Again, we only have to options.The top option, will disable active Virus Scan searching while you are using the computer. The “Realtime” means that it seraches files while you are using them to ensure a file you are opening, reading, or executing does not contain a virus. If you feel secure enough, you can remove this for increased system performance. The second settings is for the UAC (User Access Control). It will disable it. For those of you that do not know what that is, It is an “application” built into Windows that will prompt you for EVERYTHING. If you try to open an app, it will ask are you sure. If you try to change a setting, again are you sure? It gets annoying and most people will probably get rid of it soon after install if they don’t now. The last set of options is system:
Again, only two settings. Hibernation being turned off will increase system performance, and many PC’s have trouble coming out of hibernation without problems. Memory requirement being set to default will require you to have 512 MB of RAM to install Vista and will not even launch the install otherwise. If you set it to 256MB you can install with as little as 256MB of RAM. Of course it will be very slow, but you CAN do it. Once done click on next.
This is where you can add drivers to your install so that you do not have to do it manually. Click on insert to select the driver that you wish to add. If you have EXE’s for your driver(s) you will have to extract them. In most cases you will be able to right-click and click extract (assuming you have something to extract them with installed). This will create a folder and most likely in that folder will be at least one inf file. If there are more than one in there named the same with number trailing (to indicate a continuation) you only need to select the first one, and the others will be pulled. Repeat for all the drives you wish to add and click Apply.

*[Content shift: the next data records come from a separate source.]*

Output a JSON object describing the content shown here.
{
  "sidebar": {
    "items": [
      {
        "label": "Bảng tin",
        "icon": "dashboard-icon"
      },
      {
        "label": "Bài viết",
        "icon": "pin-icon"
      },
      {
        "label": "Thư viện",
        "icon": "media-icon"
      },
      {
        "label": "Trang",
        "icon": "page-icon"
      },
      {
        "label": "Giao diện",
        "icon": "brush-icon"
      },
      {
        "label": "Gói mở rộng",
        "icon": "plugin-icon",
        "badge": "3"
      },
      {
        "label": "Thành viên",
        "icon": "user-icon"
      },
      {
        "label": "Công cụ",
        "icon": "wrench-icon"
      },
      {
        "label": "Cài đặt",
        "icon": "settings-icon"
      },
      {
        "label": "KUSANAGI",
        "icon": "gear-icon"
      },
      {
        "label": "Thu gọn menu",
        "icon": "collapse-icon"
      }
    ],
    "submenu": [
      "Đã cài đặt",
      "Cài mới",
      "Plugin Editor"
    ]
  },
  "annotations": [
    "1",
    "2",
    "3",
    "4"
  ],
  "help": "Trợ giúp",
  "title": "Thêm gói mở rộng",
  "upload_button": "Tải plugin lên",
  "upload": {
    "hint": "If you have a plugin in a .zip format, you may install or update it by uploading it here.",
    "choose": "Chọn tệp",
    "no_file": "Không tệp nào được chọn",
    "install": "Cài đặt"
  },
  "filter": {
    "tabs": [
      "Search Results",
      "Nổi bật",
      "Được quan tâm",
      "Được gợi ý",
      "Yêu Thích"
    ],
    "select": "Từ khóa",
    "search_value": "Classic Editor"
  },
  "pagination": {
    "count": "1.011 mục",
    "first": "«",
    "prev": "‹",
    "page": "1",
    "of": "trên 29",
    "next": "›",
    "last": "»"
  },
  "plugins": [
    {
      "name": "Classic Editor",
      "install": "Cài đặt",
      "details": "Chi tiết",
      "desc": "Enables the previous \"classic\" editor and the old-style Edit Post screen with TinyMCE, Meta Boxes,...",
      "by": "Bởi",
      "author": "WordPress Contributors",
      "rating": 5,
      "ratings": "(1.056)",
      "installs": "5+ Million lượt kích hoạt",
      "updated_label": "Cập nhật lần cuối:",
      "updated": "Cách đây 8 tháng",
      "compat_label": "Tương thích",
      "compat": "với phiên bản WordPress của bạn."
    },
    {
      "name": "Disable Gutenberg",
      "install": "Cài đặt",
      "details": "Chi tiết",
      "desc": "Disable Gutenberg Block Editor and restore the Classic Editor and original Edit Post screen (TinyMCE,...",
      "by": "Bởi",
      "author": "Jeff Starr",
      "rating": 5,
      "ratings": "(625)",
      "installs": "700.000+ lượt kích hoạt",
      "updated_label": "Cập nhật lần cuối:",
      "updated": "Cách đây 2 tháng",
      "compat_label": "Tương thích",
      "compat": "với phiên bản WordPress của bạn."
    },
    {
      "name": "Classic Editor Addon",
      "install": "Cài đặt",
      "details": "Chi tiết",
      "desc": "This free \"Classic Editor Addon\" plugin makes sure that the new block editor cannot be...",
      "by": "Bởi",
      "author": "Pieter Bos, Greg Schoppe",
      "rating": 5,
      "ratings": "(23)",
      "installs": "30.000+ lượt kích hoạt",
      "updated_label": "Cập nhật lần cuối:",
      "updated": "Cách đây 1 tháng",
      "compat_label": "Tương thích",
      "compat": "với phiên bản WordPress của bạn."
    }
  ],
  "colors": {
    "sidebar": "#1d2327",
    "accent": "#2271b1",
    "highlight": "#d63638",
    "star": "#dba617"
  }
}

This is the screen that is shown while the process takes place. As you can see, you can select the amount of system resources the vLite uses to complete the procedure. If you do not plan on doing other tasks while this is running, it will get done faster by putting it on High Priority. Once that completes, click on next and it will take you to the following screen:
This window will allow you to create and burn the CD/ISO for your custom Vista Install. I usually only use it to create the ISO and leave the burning to an App made to do it, such as Alcohol 120 or Nero. Make sure the mode is on create image, and the you put a name that you want in the image name box. Then click on make ISO to bring the browse window up:
Name the ISO file whatever you would like. Tip: I usually put the ISO in the directory that contains the install files that I used to create the build. This allows me to keep track of the files that are used, and the ones that are not, as well as allowing me to create another ISO if this one is faulty. After this procedure completes you can click on finish and vLite will close. If you browse to the folder that you selected you will see you image file:
As you can see – this install is 875 Megs. As I stated before, with proper configuration you can get the install down to fit on a CD. Drivers also can take up a lot of space, keep in mind that Vista has a lot of drivers in it already for most of its devices, however you can remove all of these in the section that can remove features. If you have the drivers for your devices, it will take less space to remove all the drivers from Vista and add just the ones you need in the “Add Drivers Section”. Using this methodology, you can get your install well under what we have created here. thank-you for viewing and good luck.